Follow this track and path for 3km to the site of the fort on Dabshead Hill. There is a great view to the west of the valley of the Leader Water to the Eildons and further beyond to the soft outline of the Tweeddale hills. Behind you, the moorland slopes of the Lammermuirs swell gently.

From the hill top, head south, passing through a gate in the dyke and then walking along the edge of the wood. At the top of the rise you will see a gate into the wood on your right. Go through this gate and follow the ride (a gap in the trees) down to the forest track.

Turn left and follow this track for about 1.5km to the junction where you pick up Southern Upland Way (SUW) signs. Follow SUW through Wanton Walls and around the policies of Thirlestane Castle, back to Lauder and the end of the walk.

Distance: 12 miles with 380m ascent

Time: 3:30 hours

Start & Finish: High Street, Lauder

Terrain: Good paths and tracks. Boots, full hillwalking gear, map and food and drink are essential for this walk.

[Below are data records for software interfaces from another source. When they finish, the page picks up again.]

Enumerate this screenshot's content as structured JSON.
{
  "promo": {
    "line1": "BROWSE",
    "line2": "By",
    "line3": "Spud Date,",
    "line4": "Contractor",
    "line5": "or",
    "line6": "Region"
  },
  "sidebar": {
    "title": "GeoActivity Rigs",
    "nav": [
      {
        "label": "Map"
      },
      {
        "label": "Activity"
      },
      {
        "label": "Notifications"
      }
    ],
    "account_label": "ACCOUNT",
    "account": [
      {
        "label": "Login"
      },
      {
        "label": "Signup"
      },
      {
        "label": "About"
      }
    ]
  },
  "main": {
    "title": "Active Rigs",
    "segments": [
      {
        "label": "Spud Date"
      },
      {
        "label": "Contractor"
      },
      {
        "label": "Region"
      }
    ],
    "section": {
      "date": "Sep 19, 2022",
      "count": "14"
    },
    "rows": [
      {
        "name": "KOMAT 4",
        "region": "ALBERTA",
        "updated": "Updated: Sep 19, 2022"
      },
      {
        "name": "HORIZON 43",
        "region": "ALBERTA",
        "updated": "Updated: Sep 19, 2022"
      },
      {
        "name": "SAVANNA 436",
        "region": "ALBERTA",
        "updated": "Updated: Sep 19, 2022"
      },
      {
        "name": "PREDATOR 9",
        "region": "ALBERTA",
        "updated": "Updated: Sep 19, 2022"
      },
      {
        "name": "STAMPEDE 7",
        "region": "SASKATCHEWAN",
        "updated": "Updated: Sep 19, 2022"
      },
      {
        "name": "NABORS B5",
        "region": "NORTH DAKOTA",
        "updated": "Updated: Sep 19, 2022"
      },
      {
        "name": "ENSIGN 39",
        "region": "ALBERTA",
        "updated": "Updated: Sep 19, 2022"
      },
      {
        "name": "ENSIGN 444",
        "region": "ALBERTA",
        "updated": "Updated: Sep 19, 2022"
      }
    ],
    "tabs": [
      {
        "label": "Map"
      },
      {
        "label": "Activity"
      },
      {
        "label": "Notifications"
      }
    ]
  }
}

Grade: Strenuous

For further information log on to www.visitscotland.com/walking